The next month, we heard about the death of beautiful Helen Glock, who had only been sixteen when she was diagnosed with a brain tumor. Though we had collected twenty barrels of pennies to help pay for her experimental medical treatment, she died anyway in a hospital in another state. We bought a plaque with her airbrushed face on it to hang in the lobby.
And, though it was never sufficiently documented, there was the bizarre case of Eloise Goldburg, who died (we think) of intestinal blockage. At the time her family hushed things up, insinuating that she suffered from rickets. Later, the autopsy revealed that her stomach was full of small metallic objects, including paperclips, tiny balls of aluminum foil, a Krugerrand her grandmother had given her, some bolts from her bicycle and an escargot fork. She had been a quiet girl with the black eyes of a crow and a hunger for anything shiny. She had consumed her mother’s wedding ring, time and again. A national magazine show tried to run a segment on it, but her parents won an injunction.
In May, Kara Tillbury was killed. She lived downtown in Crown Heights with her custodial father, and her boyfriend lived out in the sticks. The two of them had somehow figured out that there was a point where their houses were only twelve miles apart. Kara would leave her rowhouse in Crown Heights and walk six miles along the railroad tracks, and her boyfriend would walk six miles the other way, and they’d meet in the middle, in a cropless field. Her father said they liked to look at the stars. One Tuesday, Kara left her house at approximately 10:30 P.M., and when she didn’t reach the field by 1 A.M., her boyfriend panicked. By then, of course, Kara had already been severed by a coaler.

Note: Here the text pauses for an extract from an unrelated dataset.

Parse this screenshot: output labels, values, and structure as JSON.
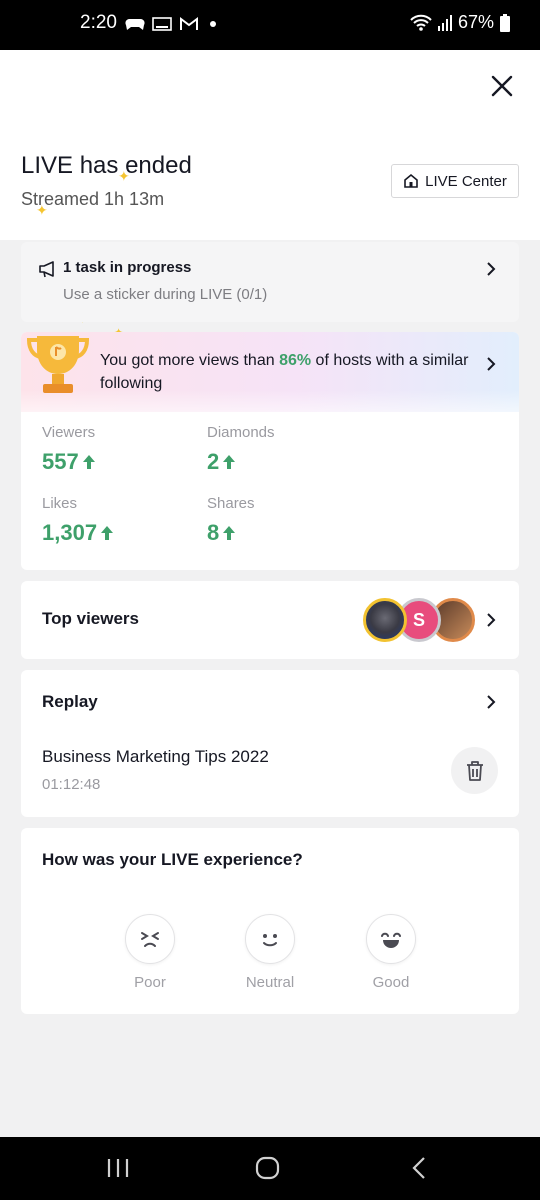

Though the engineer did see her, he hadn’t been able to brake in time. The local newspaper praised her wit and her talent as an actress, and her friends left red carnations along the railroad tracks, where they were blackened and blown to bits by passing trains.
That time, the film we watched in assembly was about gonorrhea, and the entire cast of Bye Bye Birdie fairly keened in the guidance office.
My mother was scandalized by the idea of letting children walk along railroad tracks on school nights. At breakfast she read selections from the newspaper story aloud, with her own sly, chipper gloss on what Kara and her boyfriend were doing, and her opinion of Kara’s father’s supervisory skills. For the next few weeks my friends and I all got rides to our boyfriends’ houses, as if the thought of a passion so intense that it would make people walk six miles in darkness for a quickie in a field was awesome enough to our postmidlife parents that they became strangely humble, and acquiescent to the brute power of adolescent desire.
“Promise you’ll use a condom,” my mother whispered in the darkness of her Toyota Camry, the lines of her face lit by the glow of the speed gauge and my boyfriend’s parents’ security lights.
“Ma, we don’t do that stuff,” I whined. She pressed a foil packet into my palm and a sheet of disgust flashed through my midsection.
“Don’t die wondering,” she whispered darkly, driving off, a stripe of red taillights across the back of her beige car.
Which was the same thing Forrest Watson told Jono Shoemaker, trying to convince him to huff Pine-Sol off the dashboard of his car. Jono was still high when he was run over in the parking lot of the 7-Eleven by an unidentified driver in a red Camaro.